It takes two special people who are committed and in love with each other to work something like this out. Because it ain't easy and in many cases, these issues do end relationships. Because they slowly erode it. Eat away at it. At least you are both communicating and honest with each other. That is a big step.

So, if you really want to be with each other, you are going to have to put some hard work into your relationship.

I do think you both should talk to a counsellor or therapist. I really do. There are issues to sort out and your relationship will always be a work in progress. You have to determine if you think your RELATIONSHIP is worth it and if you think HE is worth it. And he has to do the same thing.

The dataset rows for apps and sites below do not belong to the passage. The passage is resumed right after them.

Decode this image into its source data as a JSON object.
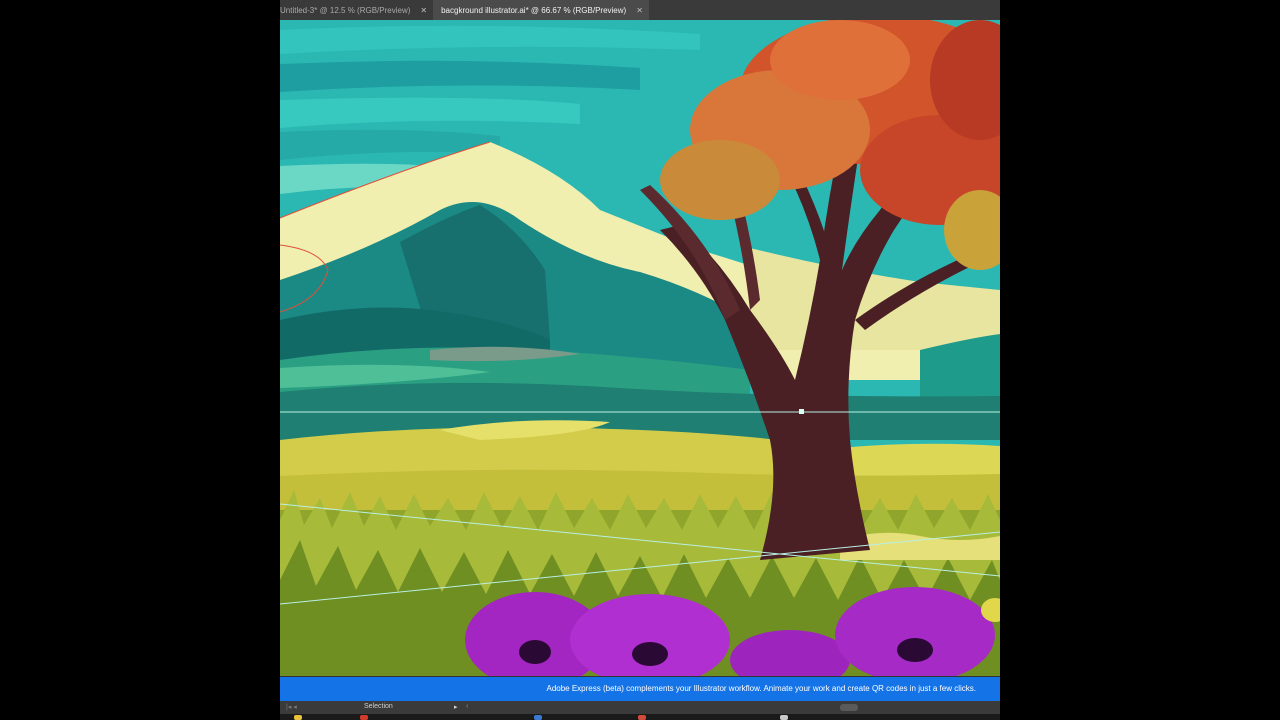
{
  "tabs": [
    {
      "label": "Untitled-3* @ 12.5 % (RGB/Preview)",
      "active": false
    },
    {
      "label": "bacgkround illustrator.ai* @ 66.67 % (RGB/Preview)",
      "active": true
    }
  ],
  "icons": {
    "close": "close-icon"
  },
  "banner": {
    "text": "Adobe Express (beta) complements your Illustrator workflow. Animate your work and create QR codes in just a few clicks."
  },
  "statusbar": {
    "tool": "Selection",
    "nav": "|◂ ◂",
    "arrow": "▸",
    "arrow2": "‹"
  },
  "colors": {
    "banner": "#1473e6",
    "sky": "#29b6b2",
    "grass": "#c9c640",
    "flower": "#a32bc4"
  }
}
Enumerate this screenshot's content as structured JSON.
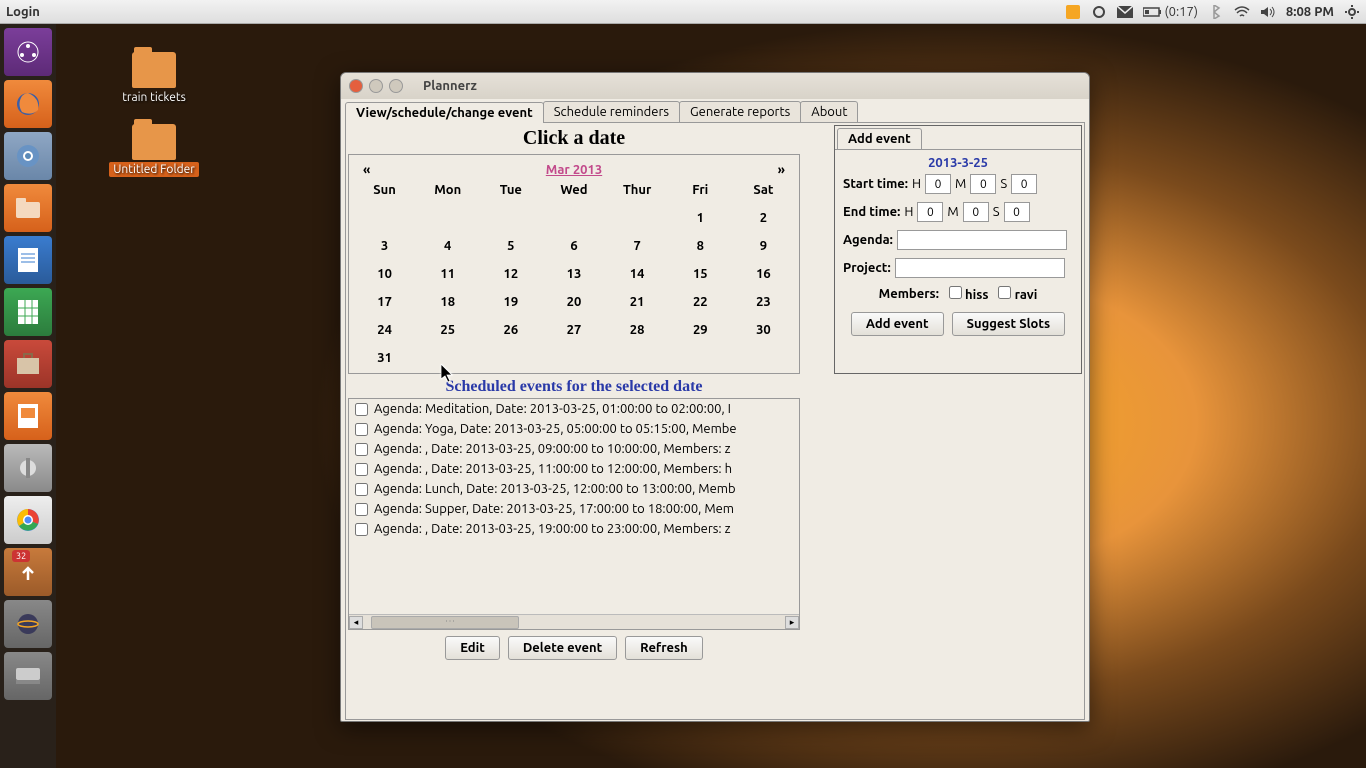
{
  "menubar": {
    "left": "Login",
    "battery": "(0:17)",
    "clock": "8:08 PM"
  },
  "desktop": {
    "icon1": "train tickets",
    "icon2": "Untitled Folder"
  },
  "launcher": {
    "updates_badge": "32"
  },
  "window": {
    "title": "Plannerz",
    "tabs": {
      "t1": "View/schedule/change event",
      "t2": "Schedule reminders",
      "t3": "Generate reports",
      "t4": "About"
    },
    "cal": {
      "header": "Click a date",
      "prev": "«",
      "next": "»",
      "month": "Mar 2013",
      "dow": {
        "d0": "Sun",
        "d1": "Mon",
        "d2": "Tue",
        "d3": "Wed",
        "d4": "Thur",
        "d5": "Fri",
        "d6": "Sat"
      },
      "days": {
        "c1": "1",
        "c2": "2",
        "c3": "3",
        "c4": "4",
        "c5": "5",
        "c6": "6",
        "c7": "7",
        "c8": "8",
        "c9": "9",
        "c10": "10",
        "c11": "11",
        "c12": "12",
        "c13": "13",
        "c14": "14",
        "c15": "15",
        "c16": "16",
        "c17": "17",
        "c18": "18",
        "c19": "19",
        "c20": "20",
        "c21": "21",
        "c22": "22",
        "c23": "23",
        "c24": "24",
        "c25": "25",
        "c26": "26",
        "c27": "27",
        "c28": "28",
        "c29": "29",
        "c30": "30",
        "c31": "31"
      }
    },
    "side": {
      "tab": "Add event",
      "date": "2013-3-25",
      "start_label": "Start time:",
      "end_label": "End time:",
      "H": "H",
      "M": "M",
      "S": "S",
      "start_h": "0",
      "start_m": "0",
      "start_s": "0",
      "end_h": "0",
      "end_m": "0",
      "end_s": "0",
      "agenda_label": "Agenda:",
      "project_label": "Project:",
      "members_label": "Members:",
      "member1": "hiss",
      "member2": "ravi",
      "btn_add": "Add event",
      "btn_suggest": "Suggest Slots"
    },
    "events": {
      "title": "Scheduled events for the selected date",
      "rows": {
        "r0": "Agenda: Meditation, Date: 2013-03-25, 01:00:00 to 02:00:00, I",
        "r1": "Agenda: Yoga, Date: 2013-03-25, 05:00:00 to 05:15:00, Membe",
        "r2": "Agenda: , Date: 2013-03-25, 09:00:00 to 10:00:00, Members: z",
        "r3": "Agenda: , Date: 2013-03-25, 11:00:00 to 12:00:00, Members: h",
        "r4": "Agenda: Lunch, Date: 2013-03-25, 12:00:00 to 13:00:00, Memb",
        "r5": "Agenda: Supper, Date: 2013-03-25, 17:00:00 to 18:00:00, Mem",
        "r6": "Agenda: , Date: 2013-03-25, 19:00:00 to 23:00:00, Members: z"
      },
      "btn_edit": "Edit",
      "btn_delete": "Delete event",
      "btn_refresh": "Refresh"
    }
  }
}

I can tell you from experience that it can seem like a daunting task at times. Near impossible in fact. My boyfriend cheated on his partner to be with me. I am now with him in a relationship. It is a different situation but I live in fear that I will be cheated on just like he does. The ghosts are always there. And if you think it affects you, the imagine how it tortures him. He has to live with it everyday, and will likely live with it with every partner he is with. Clearly he cares a lot about you to open up to you, be vulnerable to you, and to pursue this relationship with you even though he is deathly afraid of history repeating itself.

If you care, be gentle. Be patient. Be understanding. And let your actions calm him and reassure him. Trust must be built. And it takes time.

Hope I have helped.

<-- Rate this answer


A female reader, angelvoice United Kingdom +, writes (18 March 2017):

angelvoice agony auntHi my friend, I really feel for you in this. Having been cheated on a few times by men who really weren't commitment types, you can become paranoid and suspicious in the extreme.

I'd like to start by suggesting that part of this problem lies in your partner's deep insecurity about himself. His whole self-worth and inner equilibrium would have been dealt a terrible blow by the cheat he experienced in the past. The person cheated on believes that there is something deeply wrong with them. You could think to yourself, he has veritably suffered. They say being cheated on is like having a knife through your back, and I would add, as if the knife is being twisted over and over.

Obviously to an extent he has been able to put that behind him, and deep down he knows you are a lovely,loyal and devoted lady with his interests at the core of your being.

Try to keep such items as Lube out of the house if you can. But it is very awkward for you if he keeps questioning you about the most everyday of situations involving platonic or business males. Just say to him something like:'You must be joking, I wouldn't fancy a man like that in a million years.'

The next thing is that underneath it I think he probably does trust you and appreciates you as a precious treasure.

If he is jealous, it's because he desperately wants to keep you, so another angle is that you can feel flattered.

Keep reassuring him of his qualities and praise him on a physical level, including on performance!

I do hope this helps you, my friend


<-- Rate this answer


Add your answer to the question "Is he insecure, jealous?"

Already have an account? Login first
Don't have an account? Register in under one minute and get your own agony aunt column - recommended!

All Content Copyright (C) DearCupid.ORG 2004-2008 - we actively monitor for copyright theft